Author Conrad Williams is the author of seven novels, four novellas and a collection of short stories. One was the winner of the August Derleth award for Best Novel (British Fantasy Awards 2010), while The Unblemished won the International Horror Guild Award for Best Novel in 2007 (he beat the shortlisted Stephen King on both occasions). He won the British Fantasy Award for Best Newcomer in 1993, and another British Fantasy Award for Best Novella (The Scalding Rooms) in 2008.
His latest book, Dust and Desire, was released this week.
PI Joel Sorrell is approached by the mysterious Kara Geenan, who is desperate to find her missing brother. Joel takes on the case but almost immediately, an attempt is made on his life. The body count increases. And then PI Joel Sorrell is approached by the mysterious Kara Geenan, who is desperate to find her missing brother. Joel takes on the case but almost immediately, an attempt is made on his life. The body count increases. And then Kara vanishes too… as those close to Joel are sucked into his nightmare, he realizes he must track down the killer if he is to halt a grisly masterplan – even if it means sacrificing his own life.Kara vanishes too… as those close to Joel are sucked into his nightmare, he realizes he must track down the killer if he is to halt a grisly masterplan – even if it means sacrificing his own life.

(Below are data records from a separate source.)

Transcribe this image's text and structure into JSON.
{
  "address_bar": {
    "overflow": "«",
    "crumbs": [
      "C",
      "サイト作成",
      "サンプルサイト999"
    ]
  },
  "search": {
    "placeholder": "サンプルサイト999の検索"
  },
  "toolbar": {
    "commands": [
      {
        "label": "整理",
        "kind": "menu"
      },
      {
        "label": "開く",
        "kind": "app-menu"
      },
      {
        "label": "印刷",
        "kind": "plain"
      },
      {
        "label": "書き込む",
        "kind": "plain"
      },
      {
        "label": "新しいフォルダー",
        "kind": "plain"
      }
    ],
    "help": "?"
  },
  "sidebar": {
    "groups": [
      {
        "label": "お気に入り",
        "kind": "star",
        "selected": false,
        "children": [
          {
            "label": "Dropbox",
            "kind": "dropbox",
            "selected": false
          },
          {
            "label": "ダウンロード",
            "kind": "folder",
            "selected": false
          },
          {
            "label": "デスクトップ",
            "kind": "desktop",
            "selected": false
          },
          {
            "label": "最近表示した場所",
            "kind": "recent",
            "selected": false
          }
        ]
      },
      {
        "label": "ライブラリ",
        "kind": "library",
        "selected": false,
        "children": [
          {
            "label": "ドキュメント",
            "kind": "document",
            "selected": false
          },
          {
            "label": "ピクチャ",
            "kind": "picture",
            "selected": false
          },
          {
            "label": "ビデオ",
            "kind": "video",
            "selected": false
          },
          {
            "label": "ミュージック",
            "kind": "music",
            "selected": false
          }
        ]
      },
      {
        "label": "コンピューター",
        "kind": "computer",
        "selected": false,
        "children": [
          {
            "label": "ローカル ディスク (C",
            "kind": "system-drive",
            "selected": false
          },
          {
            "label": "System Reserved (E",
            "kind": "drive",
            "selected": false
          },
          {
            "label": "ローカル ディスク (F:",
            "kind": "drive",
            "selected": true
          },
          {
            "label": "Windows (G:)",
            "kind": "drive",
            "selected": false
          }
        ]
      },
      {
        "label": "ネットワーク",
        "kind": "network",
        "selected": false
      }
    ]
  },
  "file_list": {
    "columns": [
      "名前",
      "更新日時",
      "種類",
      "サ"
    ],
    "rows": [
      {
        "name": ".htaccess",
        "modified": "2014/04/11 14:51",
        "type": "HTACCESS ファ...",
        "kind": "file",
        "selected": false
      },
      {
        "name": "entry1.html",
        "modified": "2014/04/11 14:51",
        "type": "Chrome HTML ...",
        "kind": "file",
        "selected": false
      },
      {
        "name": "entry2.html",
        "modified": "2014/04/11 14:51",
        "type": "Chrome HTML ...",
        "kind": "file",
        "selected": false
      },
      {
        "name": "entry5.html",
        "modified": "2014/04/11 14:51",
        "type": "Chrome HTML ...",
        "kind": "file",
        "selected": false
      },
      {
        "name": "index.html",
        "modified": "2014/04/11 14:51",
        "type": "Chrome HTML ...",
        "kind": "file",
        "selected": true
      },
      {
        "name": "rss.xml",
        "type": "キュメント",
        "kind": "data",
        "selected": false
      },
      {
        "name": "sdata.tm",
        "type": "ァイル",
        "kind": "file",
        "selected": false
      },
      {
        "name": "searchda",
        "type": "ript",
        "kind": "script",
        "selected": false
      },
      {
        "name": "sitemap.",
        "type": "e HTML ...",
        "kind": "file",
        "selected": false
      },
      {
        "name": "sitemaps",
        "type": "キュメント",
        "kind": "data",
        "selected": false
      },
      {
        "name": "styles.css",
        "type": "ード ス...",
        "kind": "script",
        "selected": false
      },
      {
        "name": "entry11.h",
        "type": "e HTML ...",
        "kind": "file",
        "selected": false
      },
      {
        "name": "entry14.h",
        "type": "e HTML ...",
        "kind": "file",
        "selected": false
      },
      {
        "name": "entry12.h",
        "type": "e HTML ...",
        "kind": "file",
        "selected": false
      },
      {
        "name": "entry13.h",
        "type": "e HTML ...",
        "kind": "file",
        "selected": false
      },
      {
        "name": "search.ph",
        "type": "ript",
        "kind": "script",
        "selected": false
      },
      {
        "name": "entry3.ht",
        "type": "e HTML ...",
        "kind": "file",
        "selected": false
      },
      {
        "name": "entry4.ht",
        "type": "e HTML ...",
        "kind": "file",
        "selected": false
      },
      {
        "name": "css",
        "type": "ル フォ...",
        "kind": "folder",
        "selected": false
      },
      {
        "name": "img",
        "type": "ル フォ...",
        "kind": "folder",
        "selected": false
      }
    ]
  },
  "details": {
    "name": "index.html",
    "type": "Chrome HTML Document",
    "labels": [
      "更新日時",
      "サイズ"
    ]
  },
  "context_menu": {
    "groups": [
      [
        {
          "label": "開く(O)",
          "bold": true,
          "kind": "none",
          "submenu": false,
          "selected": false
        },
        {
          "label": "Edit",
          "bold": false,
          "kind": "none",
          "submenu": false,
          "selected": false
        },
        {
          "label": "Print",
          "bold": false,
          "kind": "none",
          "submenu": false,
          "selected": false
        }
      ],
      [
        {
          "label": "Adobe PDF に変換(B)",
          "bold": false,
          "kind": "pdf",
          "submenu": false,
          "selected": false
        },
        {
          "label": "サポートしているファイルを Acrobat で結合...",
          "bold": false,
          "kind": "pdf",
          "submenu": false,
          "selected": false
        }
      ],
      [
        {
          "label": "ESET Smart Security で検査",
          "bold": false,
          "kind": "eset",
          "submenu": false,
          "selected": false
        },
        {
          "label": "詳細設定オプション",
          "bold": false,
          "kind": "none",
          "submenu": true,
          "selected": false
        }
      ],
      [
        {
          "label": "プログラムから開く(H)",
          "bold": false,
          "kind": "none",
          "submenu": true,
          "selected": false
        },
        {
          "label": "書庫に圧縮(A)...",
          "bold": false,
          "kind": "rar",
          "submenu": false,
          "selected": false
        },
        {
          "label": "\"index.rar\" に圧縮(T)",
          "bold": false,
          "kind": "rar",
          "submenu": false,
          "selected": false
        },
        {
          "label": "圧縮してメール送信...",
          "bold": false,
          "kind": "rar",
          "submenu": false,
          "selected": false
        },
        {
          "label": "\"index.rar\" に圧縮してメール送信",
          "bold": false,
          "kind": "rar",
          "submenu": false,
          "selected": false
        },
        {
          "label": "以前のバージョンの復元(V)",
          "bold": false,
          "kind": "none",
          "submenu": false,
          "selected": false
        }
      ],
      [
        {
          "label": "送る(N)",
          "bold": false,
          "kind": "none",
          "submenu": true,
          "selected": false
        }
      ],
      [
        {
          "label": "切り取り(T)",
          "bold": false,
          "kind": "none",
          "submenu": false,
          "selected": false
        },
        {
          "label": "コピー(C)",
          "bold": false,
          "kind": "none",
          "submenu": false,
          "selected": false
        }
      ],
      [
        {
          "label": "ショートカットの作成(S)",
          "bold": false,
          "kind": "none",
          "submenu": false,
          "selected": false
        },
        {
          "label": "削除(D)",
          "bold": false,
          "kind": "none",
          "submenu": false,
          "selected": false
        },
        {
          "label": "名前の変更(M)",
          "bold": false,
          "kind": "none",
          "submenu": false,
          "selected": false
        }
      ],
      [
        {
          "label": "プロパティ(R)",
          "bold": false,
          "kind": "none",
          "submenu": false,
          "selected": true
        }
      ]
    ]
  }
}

And, Conrad is also a huge fan of author Ian Fleming’s James Bond novels, so FOG! is proud to present his Top 5 James Bond novels!
To his chagrin (‘anger balling up inside him like cat’s fur’), 007 is dispatched to Jamaica to look into an affair regarding a bird sanctuary on Crab Key. It’s intended as an easy mission after the travails of his previous assignment (see no. 4 in my list) in which he was almost fatally poisoned with Tetrodotoxin courtesy of old bloody two-shoes herself: Rosa Klebb of the KGB. But while he is there he falls in with Honeychile Rider who tells him of a ‘dragon’ guarding Crab Key…
Dr. Julius No is a great Bond villain, with his steel pincers, ‘Dali-esque’ eyebrows and great lines (‘Is the Martini to your liking? You have cigarettes – enough and the right sort to cosset your cancer?’) although his death is not the kind of epic demise you’d expect, and was never going to be replicated in the film (although it would have been interested to hear what kind of quip Connery might have come out with).
4. From Russia with Love (1957)
Ian Fleming wasn’t averse to throwing something a bit different into the formula mix from time to time (eg. The Spy Who Loved Me). In this novel, James Bond doesn’t appear until we’re 80 pages deep, by which time we’ve been introduced to various SMERSH thugs and tacticians such as assassin Red Grant, Rosa Klebb and Victor Konstantin, all of them wrapped up in a honeytrap to lure 007 to his death, with the unwitting Tatiana as the bait. The train journey on the Orient Express is the highlight, with the tension rising as you know Red Grant is likely to be making his return at some point soon.
3. On Her Majesty’s Secret Service (1963)
The second in the so-called Blofeld trilogy (after Thunderball and preceding You Only Live Twice). This book reveals an emotional depth to 007 rarely seen previously (we are told that every year he comes back to Royale-les-Eaux to visit the grave of Vesper Lynd). Within the first few pages, Bond has resigned from the service, frustrated at having been forced into a detective role to find Ernst Stavro Blofeld (whom Bond believes is dead) and any remaining factions of SPECTRE. Bond saves the life of the suicidal Tracy and through her father’s connections, discovers that Blofeld is alive and well and hiding out in the Swiss mountains…
2. Moonraker (1955)
James Bond without the exotic locations? Get used to it in this novel, set exclusively in the UK. Hugo Drax, German, scarred, physically forbidding, has built the Moonraker, a rocket with nuclear capabilities. M sends 007 on a recce to the missile base and it is here that he bumps into the alluring Gala Brand, a police mole working undercover in the guise of Drax’s PA. Together they uncover a plot hatched by Drax: he intends to weaponise the rocket and destroy London. This novel, the third in the series, gives us a glimpse of Bond at home. We get to understand what his life is like outside of the Service to some degree. He is humanised, after the superhero antics of his first two adventures.
1. Casino Royale (1953)
The first Bond novel and, for me, the best. Lean and brutal and tense. Le Chiffre is the villain, paymaster for a SMERSH splinter group. Bond is charged with the task of bankrupting him and this he does in some style, at the baccarat tables of the casino in Royale-les-Eaux, France. In response, Le Chiffre kidnaps Bond’s new squeeze, Vesper Lynd, and ends up torturing 007 during one particularly eye-watering scene. Bond’s last statement, the final line of the novel, indicates the depths of his coldness and sets the bar for the rest of the series.